The National Park Service has hired a contractor to remove 4 acres of golden bamboo that fronts Cook and Goosley roads.
“It’s a very invasive plant. It takes over anything in its way,” said Dorothy Geyer, a natural resources specialist for the Park Service.
The removal will help clear a sightline to the historic English and French earthworks from the National Cemetery located across Cook Road. The bamboo forest also nearly surrounds the historic Shiloh Church cemetery adjacent to the property.
The project takes about a month and involves cutting down what are in many cases 40- to 60-foot stalks of bamboo. The stumps are sprayed with herbicide to penetrate the root system and kill the plant so it will not regrow. The dead stumps are then ground.
“It’s been pretty successful but very labor intensive,” Geyer said.
Bamboo can grow inches in a single day, which the U.S. Forest Service calls an aggressive rate.
Geyer said the Park Service has been trying to eliminate patches of bamboo throughout the park, using volunteers to clear the areas, which proved to be too much work.
The Park Service is using about $78,000 for the project from revenue collected by visitor centers.
Geyer said an archaeological study was performed prior to the removal to see if any key cultural resources were in the area, finding none.
Particular species of bamboo can carry some harvest value, but the golden bamboo has drawn few suitors.
Geyer said the Park Service gauged the interest of the National Zoo in Washington for pandas, which feed almost exclusively on various species of bamboo. Golden bamboo is not one of them.
The Park Service also reached out to some flute makers, who also showed no interest in the particular species.
Geyer said essentially they were unable to find anyone who was willing to pay to harvest the bamboo or do it for free.

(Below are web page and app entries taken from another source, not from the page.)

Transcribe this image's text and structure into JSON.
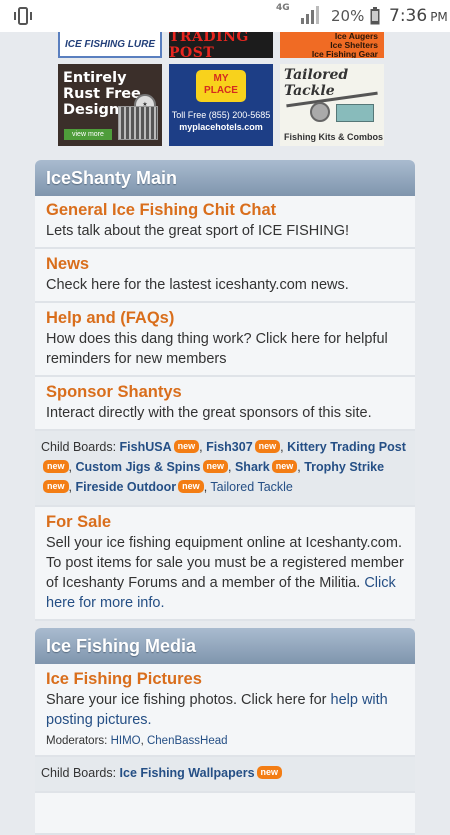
{
  "status_bar": {
    "network": "4G",
    "battery_percent": "20%",
    "time": "7:36",
    "ampm": "PM",
    "icons": [
      "vibrate-icon",
      "signal-icon",
      "battery-icon"
    ]
  },
  "ads": {
    "lure": "ICE FISHING LURE",
    "trading_post": "TRADING POST",
    "augers": [
      "Ice Augers",
      "Ice Shelters",
      "Ice Fishing Gear"
    ],
    "rust": {
      "lines": [
        "Entirely",
        "Rust Free",
        "Design"
      ],
      "button": "view more"
    },
    "place": {
      "logo_top": "MY",
      "logo_bottom": "PLACE",
      "phone": "Toll Free (855) 200-5685",
      "site": "myplacehotels.com"
    },
    "tackle": {
      "title": "Tailored Tackle",
      "subtitle": "Fishing Kits & Combos"
    }
  },
  "sections": {
    "main": {
      "title": "IceShanty Main",
      "boards": {
        "chit_chat": {
          "title": "General Ice Fishing Chit Chat",
          "desc": "Lets talk about the great sport of ICE FISHING!"
        },
        "news": {
          "title": "News",
          "desc": "Check here for the lastest iceshanty.com news."
        },
        "help": {
          "title": "Help and (FAQs)",
          "desc": "How does this dang thing work? Click here for helpful reminders for new members"
        },
        "sponsor": {
          "title": "Sponsor Shantys",
          "desc": "Interact directly with the great sponsors of this site."
        }
      },
      "child_boards": {
        "label": "Child Boards:",
        "items": [
          {
            "name": "FishUSA",
            "new": "new"
          },
          {
            "name": "Fish307",
            "new": "new"
          },
          {
            "name": "Kittery Trading Post",
            "new": "new"
          },
          {
            "name": "Custom Jigs & Spins",
            "new": "new"
          },
          {
            "name": "Shark",
            "new": "new"
          },
          {
            "name": "Trophy Strike",
            "new": "new"
          },
          {
            "name": "Fireside Outdoor",
            "new": "new"
          },
          {
            "name": "Tailored Tackle",
            "new": ""
          }
        ]
      },
      "for_sale": {
        "title": "For Sale",
        "desc": "Sell your ice fishing equipment online at Iceshanty.com. To post items for sale you must be a registered member of Iceshanty Forums and a member of the Militia. ",
        "link": "Click here for more info."
      }
    },
    "media": {
      "title": "Ice Fishing Media",
      "pictures": {
        "title": "Ice Fishing Pictures",
        "desc": "Share your ice fishing photos. Click here for ",
        "link": "help with posting pictures.",
        "moderators_label": "Moderators:",
        "moderators": [
          "HIMO",
          "ChenBassHead"
        ]
      },
      "child_boards": {
        "label": "Child Boards:",
        "items": [
          {
            "name": "Ice Fishing Wallpapers",
            "new": "new"
          }
        ]
      }
    }
  },
  "colors": {
    "header_gradient_top": "#a9bbcf",
    "header_gradient_bottom": "#7f95ad",
    "board_title": "#d96e1c",
    "link": "#254f85",
    "new_badge": "#f37d14"
  }
}
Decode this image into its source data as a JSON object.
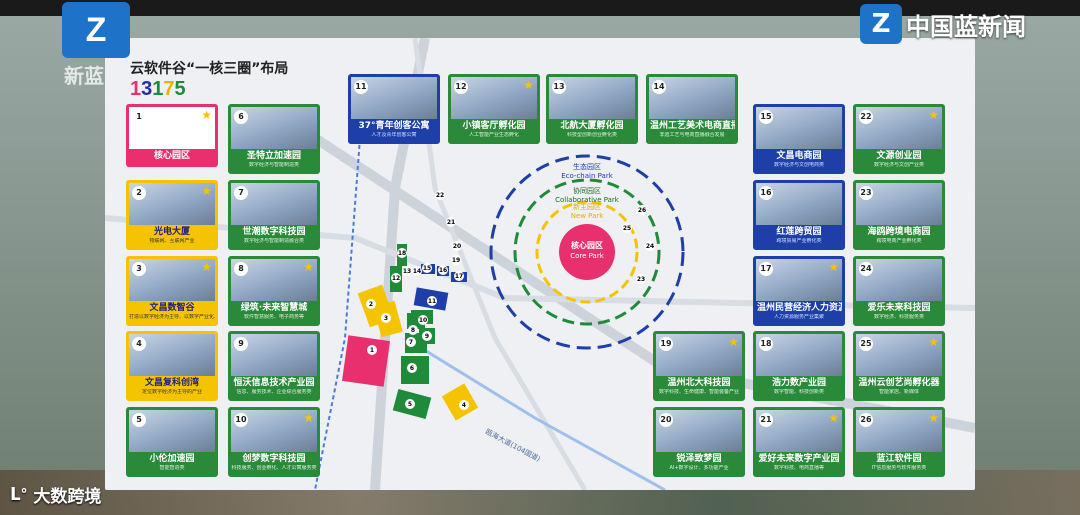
{
  "branding": {
    "top_left_logo": "Z",
    "top_left_sub": "新蓝",
    "top_right_text": "中国蓝新闻",
    "bottom_left_text": "大数跨境",
    "bottom_left_icon": "lo-logo-icon"
  },
  "header": {
    "title": "云软件谷“一核三圈”布局",
    "number_digits": [
      "1",
      "3",
      "1",
      "7",
      "5"
    ]
  },
  "rings": {
    "core": {
      "cn": "核心园区",
      "en": "Core Park",
      "color": "#e8306e"
    },
    "new": {
      "cn": "新主园区",
      "en": "New Park",
      "color": "#f5c400"
    },
    "collab": {
      "cn": "协同园区",
      "en": "Collaborative Park",
      "color": "#1f8a3a"
    },
    "eco": {
      "cn": "生态园区",
      "en": "Eco-chain Park",
      "color": "#1e3fa8"
    }
  },
  "road_label": "瓯海大道(104国道)",
  "cards": [
    {
      "id": "1",
      "label": "核心园区",
      "sub": "",
      "style": "pink",
      "star": true
    },
    {
      "id": "2",
      "label": "光电大厦",
      "sub": "物联网、互联网产业",
      "style": "yellow",
      "star": true
    },
    {
      "id": "3",
      "label": "文昌数智谷",
      "sub": "打造以数字经济为主导、以数字产业化、产业数字化为驱动的生态园",
      "style": "yellow",
      "star": true
    },
    {
      "id": "4",
      "label": "文昌复科创湾",
      "sub": "定位数字经济为主导的产业",
      "style": "yellow",
      "star": false
    },
    {
      "id": "5",
      "label": "小伦加速园",
      "sub": "智能智造类",
      "style": "green",
      "star": false
    },
    {
      "id": "6",
      "label": "圣特立加速园",
      "sub": "数字经济与智能制造类",
      "style": "green",
      "star": false
    },
    {
      "id": "7",
      "label": "世潮数字科技园",
      "sub": "数字经济与智能制造融合类",
      "style": "green",
      "star": false
    },
    {
      "id": "8",
      "label": "绿筑·未来智慧城",
      "sub": "软件智慧服务、电子商务等",
      "style": "green",
      "star": true
    },
    {
      "id": "9",
      "label": "恒沃信息技术产业园",
      "sub": "信息、服务技术、企业综合服务类",
      "style": "green",
      "star": false
    },
    {
      "id": "10",
      "label": "创梦数字科技园",
      "sub": "科技服务、创业孵化、人才公寓服务类",
      "style": "green",
      "star": true
    },
    {
      "id": "11",
      "label": "37°青年创客公寓",
      "sub": "人才及青年创客公寓",
      "style": "blue",
      "star": false
    },
    {
      "id": "12",
      "label": "小镇客厅孵化园",
      "sub": "人工智能产业生态孵化",
      "style": "green",
      "star": true
    },
    {
      "id": "13",
      "label": "北航大厦孵化园",
      "sub": "科技型创新创业孵化类",
      "style": "green",
      "star": false
    },
    {
      "id": "14",
      "label": "温州工艺美术电商直播中心",
      "sub": "非遗工艺与电商直播融合发展",
      "style": "green",
      "star": false
    },
    {
      "id": "15",
      "label": "文昌电商园",
      "sub": "数字经济与文创电商类",
      "style": "blue",
      "star": false
    },
    {
      "id": "16",
      "label": "红莲跨贸园",
      "sub": "跨境贸易产业孵化类",
      "style": "blue",
      "star": false
    },
    {
      "id": "17",
      "label": "温州民营经济人力资源产业园",
      "sub": "人力资源服务产业集聚",
      "style": "blue",
      "star": true
    },
    {
      "id": "18",
      "label": "浩力数产业园",
      "sub": "数字智能、科技创新类",
      "style": "green",
      "star": false
    },
    {
      "id": "19",
      "label": "温州北大科技园",
      "sub": "数字科技、生命健康、智能装备产业",
      "style": "green",
      "star": true
    },
    {
      "id": "20",
      "label": "锐泽致梦园",
      "sub": "AI+数字设计、多功能产业",
      "style": "green",
      "star": false
    },
    {
      "id": "21",
      "label": "爱好未来数字产业园",
      "sub": "数字科技、电商直播等",
      "style": "green",
      "star": true
    },
    {
      "id": "22",
      "label": "文源创业园",
      "sub": "数字经济与文创产业类",
      "style": "green",
      "star": true
    },
    {
      "id": "23",
      "label": "海鸥跨境电商园",
      "sub": "跨境电商产业孵化类",
      "style": "green",
      "star": false
    },
    {
      "id": "24",
      "label": "爱乐未来科技园",
      "sub": "数字经济、科技服务类",
      "style": "green",
      "star": false
    },
    {
      "id": "25",
      "label": "温州云创艺尚孵化器",
      "sub": "智能家居、新媒体",
      "style": "green",
      "star": true
    },
    {
      "id": "26",
      "label": "蓝江软件园",
      "sub": "IT信息服务与软件服务类",
      "style": "green",
      "star": true
    }
  ],
  "map_markers": [
    "1",
    "2",
    "3",
    "4",
    "5",
    "6",
    "7",
    "8",
    "9",
    "10",
    "11",
    "12",
    "13",
    "14",
    "15",
    "16",
    "17",
    "18",
    "19",
    "20",
    "21",
    "22",
    "23",
    "24",
    "25",
    "26"
  ]
}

Instead, the stalks are being placed on fire roads to create a 4-inch base on the cleared paths to provide better access.